## [Exercise]
Reproduce every entry precisely as written.

[Data excerpts]
______________________________

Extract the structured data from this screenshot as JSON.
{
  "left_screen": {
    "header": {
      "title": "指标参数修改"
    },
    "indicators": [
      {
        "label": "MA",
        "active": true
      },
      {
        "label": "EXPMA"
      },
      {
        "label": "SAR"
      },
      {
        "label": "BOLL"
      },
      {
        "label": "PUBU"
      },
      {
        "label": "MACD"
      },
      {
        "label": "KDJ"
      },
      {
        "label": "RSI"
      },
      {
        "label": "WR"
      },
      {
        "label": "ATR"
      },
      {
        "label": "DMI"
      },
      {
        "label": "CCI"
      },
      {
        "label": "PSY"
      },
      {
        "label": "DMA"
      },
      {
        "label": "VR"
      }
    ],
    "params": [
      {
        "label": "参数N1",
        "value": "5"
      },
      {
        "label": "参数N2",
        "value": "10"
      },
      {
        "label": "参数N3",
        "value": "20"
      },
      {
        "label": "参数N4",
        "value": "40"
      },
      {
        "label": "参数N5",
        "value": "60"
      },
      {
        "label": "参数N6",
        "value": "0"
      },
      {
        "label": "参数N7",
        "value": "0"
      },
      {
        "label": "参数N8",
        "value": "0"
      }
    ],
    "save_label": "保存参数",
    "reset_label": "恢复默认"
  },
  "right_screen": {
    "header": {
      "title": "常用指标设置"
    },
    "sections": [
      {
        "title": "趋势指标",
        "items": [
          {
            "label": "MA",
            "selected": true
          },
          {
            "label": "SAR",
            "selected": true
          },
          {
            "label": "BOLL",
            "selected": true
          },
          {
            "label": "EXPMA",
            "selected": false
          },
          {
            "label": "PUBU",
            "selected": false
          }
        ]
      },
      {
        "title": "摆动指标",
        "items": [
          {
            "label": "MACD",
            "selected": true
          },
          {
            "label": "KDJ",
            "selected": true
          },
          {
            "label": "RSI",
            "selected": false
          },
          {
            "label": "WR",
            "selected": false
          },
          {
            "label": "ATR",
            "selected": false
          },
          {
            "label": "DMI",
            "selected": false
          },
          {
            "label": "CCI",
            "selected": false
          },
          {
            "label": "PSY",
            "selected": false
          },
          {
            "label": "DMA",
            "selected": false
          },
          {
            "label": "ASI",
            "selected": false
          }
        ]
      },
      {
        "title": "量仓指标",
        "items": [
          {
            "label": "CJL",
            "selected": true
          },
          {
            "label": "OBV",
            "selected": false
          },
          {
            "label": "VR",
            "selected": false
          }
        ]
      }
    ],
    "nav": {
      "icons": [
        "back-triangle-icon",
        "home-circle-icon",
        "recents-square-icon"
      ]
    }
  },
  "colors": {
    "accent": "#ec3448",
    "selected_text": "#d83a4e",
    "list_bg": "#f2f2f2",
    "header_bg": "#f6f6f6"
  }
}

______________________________

## [Exercise solution]
Extract the structured data from this screenshot as JSON.
{
  "left_screen": {
    "header": {
      "title": "指标参数修改"
    },
    "indicators": [
      {
        "label": "MA",
        "active": true
      },
      {
        "label": "EXPMA"
      },
      {
        "label": "SAR"
      },
      {
        "label": "BOLL"
      },
      {
        "label": "PUBU"
      },
      {
        "label": "MACD"
      },
      {
        "label": "KDJ"
      },
      {
        "label": "RSI"
      },
      {
        "label": "WR"
      },
      {
        "label": "ATR"
      },
      {
        "label": "DMI"
      },
      {
        "label": "CCI"
      },
      {
        "label": "PSY"
      },
      {
        "label": "DMA"
      },
      {
        "label": "VR"
      }
    ],
    "params": [
      {
        "label": "参数N1",
        "value": "5"
      },
      {
        "label": "参数N2",
        "value": "10"
      },
      {
        "label": "参数N3",
        "value": "20"
      },
      {
        "label": "参数N4",
        "value": "40"
      },
      {
        "label": "参数N5",
        "value": "60"
      },
      {
        "label": "参数N6",
        "value": "0"
      },
      {
        "label": "参数N7",
        "value": "0"
      },
      {
        "label": "参数N8",
        "value": "0"
      }
    ],
    "save_label": "保存参数",
    "reset_label": "恢复默认"
  },
  "right_screen": {
    "header": {
      "title": "常用指标设置"
    },
    "sections": [
      {
        "title": "趋势指标",
        "items": [
          {
            "label": "MA",
            "selected": true
          },
          {
            "label": "SAR",
            "selected": true
          },
          {
            "label": "BOLL",
            "selected": true
          },
          {
            "label": "EXPMA",
            "selected": false
          },
          {
            "label": "PUBU",
            "selected": false
          }
        ]
      },
      {
        "title": "摆动指标",
        "items": [
          {
            "label": "MACD",
            "selected": true
          },
          {
            "label": "KDJ",
            "selected": true
          },
          {
            "label": "RSI",
            "selected": false
          },
          {
            "label": "WR",
            "selected": false
          },
          {
            "label": "ATR",
            "selected": false
          },
          {
            "label": "DMI",
            "selected": false
          },
          {
            "label": "CCI",
            "selected": false
          },
          {
            "label": "PSY",
            "selected": false
          },
          {
            "label": "DMA",
            "selected": false
          },
          {
            "label": "ASI",
            "selected": false
          }
        ]
      },
      {
        "title": "量仓指标",
        "items": [
          {
            "label": "CJL",
            "selected": true
          },
          {
            "label": "OBV",
            "selected": false
          },
          {
            "label": "VR",
            "selected": false
          }
        ]
      }
    ],
    "nav": {
      "icons": [
        "back-triangle-icon",
        "home-circle-icon",
        "recents-square-icon"
      ]
    }
  },
  "colors": {
    "accent": "#ec3448",
    "selected_text": "#d83a4e",
    "list_bg": "#f2f2f2",
    "header_bg": "#f6f6f6"
  }
}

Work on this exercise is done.